Exercise brief
For the records that follow, say how many lines have the word "icon" in them. Write the number and nothing more.

Data shown

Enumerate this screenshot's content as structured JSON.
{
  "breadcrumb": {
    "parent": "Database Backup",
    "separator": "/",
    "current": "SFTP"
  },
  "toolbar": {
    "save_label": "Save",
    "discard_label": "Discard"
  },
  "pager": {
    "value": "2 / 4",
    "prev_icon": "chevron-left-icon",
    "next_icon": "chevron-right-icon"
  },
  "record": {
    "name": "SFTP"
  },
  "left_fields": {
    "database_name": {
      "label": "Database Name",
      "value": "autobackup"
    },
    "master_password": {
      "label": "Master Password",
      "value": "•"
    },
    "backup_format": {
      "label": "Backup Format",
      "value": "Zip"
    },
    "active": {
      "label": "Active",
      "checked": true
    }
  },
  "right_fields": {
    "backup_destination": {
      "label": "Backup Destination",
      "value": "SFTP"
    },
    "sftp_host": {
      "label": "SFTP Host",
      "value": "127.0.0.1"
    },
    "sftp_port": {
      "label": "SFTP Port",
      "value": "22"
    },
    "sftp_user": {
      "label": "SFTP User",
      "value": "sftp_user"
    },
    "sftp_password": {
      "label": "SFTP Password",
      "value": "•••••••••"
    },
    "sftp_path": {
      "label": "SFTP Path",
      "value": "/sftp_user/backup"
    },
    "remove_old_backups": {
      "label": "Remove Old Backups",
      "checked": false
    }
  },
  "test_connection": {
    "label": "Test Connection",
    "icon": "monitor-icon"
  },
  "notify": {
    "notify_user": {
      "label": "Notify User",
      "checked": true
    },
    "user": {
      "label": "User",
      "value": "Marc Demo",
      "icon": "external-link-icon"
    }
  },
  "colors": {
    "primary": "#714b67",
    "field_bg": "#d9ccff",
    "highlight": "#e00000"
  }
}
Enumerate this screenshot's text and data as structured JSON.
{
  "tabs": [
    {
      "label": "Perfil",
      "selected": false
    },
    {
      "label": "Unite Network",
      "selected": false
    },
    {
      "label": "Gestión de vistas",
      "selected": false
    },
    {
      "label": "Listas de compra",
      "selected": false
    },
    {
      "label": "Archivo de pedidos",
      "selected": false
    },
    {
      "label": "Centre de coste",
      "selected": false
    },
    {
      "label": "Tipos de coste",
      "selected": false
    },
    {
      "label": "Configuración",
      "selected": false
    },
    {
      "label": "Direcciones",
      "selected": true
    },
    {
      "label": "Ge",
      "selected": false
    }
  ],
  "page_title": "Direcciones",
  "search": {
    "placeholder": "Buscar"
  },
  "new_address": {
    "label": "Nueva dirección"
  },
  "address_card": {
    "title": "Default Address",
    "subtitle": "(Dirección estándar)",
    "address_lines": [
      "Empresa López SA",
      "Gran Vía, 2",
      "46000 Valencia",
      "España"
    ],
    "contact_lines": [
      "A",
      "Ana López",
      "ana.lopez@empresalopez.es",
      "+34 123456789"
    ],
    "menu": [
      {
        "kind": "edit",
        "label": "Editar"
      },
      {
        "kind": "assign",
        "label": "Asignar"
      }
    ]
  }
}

Expected answer
4